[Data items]
-=-=-=-=-

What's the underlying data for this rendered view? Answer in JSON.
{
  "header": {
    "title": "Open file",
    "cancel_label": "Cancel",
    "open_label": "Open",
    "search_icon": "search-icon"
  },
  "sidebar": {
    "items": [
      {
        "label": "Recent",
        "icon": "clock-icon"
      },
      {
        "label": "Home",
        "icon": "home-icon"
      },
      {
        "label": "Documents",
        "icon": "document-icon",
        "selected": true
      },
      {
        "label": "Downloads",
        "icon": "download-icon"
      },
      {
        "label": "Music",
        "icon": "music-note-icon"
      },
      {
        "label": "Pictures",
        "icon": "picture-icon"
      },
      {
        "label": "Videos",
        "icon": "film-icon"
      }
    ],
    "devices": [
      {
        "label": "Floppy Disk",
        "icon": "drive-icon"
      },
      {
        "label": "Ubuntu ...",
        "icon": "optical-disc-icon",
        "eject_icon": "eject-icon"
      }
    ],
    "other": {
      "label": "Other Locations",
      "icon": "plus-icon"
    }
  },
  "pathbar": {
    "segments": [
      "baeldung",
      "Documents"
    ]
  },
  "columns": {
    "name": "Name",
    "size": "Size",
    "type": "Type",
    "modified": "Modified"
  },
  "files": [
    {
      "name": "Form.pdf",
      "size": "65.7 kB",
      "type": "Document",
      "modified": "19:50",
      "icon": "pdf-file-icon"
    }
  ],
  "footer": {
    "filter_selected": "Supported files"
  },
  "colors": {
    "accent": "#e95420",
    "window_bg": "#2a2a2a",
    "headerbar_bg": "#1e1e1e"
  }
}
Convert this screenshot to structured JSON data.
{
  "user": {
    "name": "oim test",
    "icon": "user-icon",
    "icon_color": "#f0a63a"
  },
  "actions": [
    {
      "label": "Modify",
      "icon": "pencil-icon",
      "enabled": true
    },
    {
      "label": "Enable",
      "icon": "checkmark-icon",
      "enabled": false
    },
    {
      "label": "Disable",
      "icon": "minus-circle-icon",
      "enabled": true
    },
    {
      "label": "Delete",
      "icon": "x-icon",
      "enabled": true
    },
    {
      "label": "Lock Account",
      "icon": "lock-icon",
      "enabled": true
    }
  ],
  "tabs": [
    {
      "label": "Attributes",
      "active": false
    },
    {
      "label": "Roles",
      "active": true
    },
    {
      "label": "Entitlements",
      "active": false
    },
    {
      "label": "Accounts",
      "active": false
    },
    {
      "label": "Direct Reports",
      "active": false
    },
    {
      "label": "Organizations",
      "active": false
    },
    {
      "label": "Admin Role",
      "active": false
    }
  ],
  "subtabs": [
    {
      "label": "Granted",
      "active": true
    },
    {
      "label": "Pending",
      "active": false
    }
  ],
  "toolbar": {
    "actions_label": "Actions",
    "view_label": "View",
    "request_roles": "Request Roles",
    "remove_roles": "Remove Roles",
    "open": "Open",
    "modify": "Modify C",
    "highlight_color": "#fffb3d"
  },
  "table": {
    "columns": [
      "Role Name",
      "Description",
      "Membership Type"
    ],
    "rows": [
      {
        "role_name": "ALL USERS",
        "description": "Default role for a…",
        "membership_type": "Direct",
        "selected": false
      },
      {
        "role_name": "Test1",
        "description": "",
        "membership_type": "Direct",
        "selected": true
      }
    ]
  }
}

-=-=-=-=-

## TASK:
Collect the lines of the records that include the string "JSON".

## RESULT FOR THIS TASK:
What's the underlying data for this rendered view? Answer in JSON.
Convert this screenshot to structured JSON data.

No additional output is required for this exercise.